Today saw the final sitting of the House of Lords in its judicial function. This is a constitutionally historic day as it finally sees the end of the judiciary sitting as part of the legislature. The legislature and the Judiciary are at last separate from one another.
Friday will see the Law Lords packing up and moving to the new Supreme Court of the United Kingdom, where they will begin sitting in October. The current Law Lords will remain peers of the House, but will be unable to partake in activities in the House of Lords while they are still sitting in the Supreme Court.

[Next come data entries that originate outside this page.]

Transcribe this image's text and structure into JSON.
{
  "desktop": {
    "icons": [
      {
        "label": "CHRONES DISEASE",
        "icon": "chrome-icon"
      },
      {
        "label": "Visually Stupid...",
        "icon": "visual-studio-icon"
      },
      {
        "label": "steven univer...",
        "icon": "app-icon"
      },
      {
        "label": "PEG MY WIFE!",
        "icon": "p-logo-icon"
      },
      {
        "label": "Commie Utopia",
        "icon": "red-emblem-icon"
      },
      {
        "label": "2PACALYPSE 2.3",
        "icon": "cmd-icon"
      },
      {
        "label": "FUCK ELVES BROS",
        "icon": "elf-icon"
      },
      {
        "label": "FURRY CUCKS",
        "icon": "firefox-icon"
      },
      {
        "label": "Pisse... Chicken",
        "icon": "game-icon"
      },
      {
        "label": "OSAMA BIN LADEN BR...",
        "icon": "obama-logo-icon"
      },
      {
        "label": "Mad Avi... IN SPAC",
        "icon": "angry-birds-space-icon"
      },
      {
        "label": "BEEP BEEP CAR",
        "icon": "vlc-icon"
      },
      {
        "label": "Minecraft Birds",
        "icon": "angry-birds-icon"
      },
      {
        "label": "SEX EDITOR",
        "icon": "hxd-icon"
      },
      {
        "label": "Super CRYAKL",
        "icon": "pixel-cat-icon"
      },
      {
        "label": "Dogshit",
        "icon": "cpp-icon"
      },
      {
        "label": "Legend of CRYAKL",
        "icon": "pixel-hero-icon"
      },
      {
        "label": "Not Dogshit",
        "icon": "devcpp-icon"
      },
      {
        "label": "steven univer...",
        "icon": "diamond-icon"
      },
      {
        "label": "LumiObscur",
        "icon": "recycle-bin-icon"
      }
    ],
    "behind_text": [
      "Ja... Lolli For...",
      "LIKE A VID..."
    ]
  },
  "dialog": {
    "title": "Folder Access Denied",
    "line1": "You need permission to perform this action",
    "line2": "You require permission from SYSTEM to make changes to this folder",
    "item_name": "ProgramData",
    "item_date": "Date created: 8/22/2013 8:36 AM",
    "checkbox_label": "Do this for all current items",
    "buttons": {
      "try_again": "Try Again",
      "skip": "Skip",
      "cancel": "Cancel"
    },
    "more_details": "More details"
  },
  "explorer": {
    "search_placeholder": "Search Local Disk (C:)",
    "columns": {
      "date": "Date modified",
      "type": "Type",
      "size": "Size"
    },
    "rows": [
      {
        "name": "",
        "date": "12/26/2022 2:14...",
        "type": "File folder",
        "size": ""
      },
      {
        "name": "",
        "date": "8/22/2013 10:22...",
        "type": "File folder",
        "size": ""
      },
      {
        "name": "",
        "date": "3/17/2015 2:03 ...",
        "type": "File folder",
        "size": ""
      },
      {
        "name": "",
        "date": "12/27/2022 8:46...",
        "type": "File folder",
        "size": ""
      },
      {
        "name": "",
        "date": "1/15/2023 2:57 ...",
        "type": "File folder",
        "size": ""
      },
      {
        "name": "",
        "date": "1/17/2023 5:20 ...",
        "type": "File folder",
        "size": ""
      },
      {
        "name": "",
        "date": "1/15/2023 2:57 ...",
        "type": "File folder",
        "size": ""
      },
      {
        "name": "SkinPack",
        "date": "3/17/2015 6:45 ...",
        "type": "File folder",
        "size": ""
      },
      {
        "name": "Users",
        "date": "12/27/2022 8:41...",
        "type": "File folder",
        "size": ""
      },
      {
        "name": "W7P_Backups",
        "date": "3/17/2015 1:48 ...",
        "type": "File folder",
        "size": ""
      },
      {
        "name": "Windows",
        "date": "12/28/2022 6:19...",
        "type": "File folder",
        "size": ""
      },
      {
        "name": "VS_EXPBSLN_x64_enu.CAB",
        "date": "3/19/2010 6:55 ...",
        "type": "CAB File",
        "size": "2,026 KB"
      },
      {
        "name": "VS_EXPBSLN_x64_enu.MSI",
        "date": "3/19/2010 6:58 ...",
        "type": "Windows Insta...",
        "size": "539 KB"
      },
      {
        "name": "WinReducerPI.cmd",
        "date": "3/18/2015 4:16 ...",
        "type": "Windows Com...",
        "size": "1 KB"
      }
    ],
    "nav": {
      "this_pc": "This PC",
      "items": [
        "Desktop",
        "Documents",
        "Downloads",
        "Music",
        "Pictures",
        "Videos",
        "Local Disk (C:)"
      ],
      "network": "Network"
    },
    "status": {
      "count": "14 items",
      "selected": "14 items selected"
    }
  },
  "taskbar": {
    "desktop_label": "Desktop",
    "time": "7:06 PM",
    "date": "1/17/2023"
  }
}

The House of Lords is currently the highest court of appeal for all civil cases in Scotland, this function will transfer to the Supreme Court of the United Kingdom. As far as Criminal cases are concerned the High Court of Justiciary (sitting in its appellate function) will remain the highest court of appeal in Scotland.
One of the final judgments to be given in the House of Lords was that the UK Law on assisted suicide is to be clarified. This is long overdue and will mean that the law on assisted suicide will at least comply with the European Convention on Human Rights, even if it turns out that the clarification is not what it is hoped it will be (i.e. that those who travel to Switzerland – or other similar country – with loved ones will not be prosecuted on their return to the United Kingdom).
An interesting and historic day in UK legal terms. It will be good to see the Supreme Court up and running in October.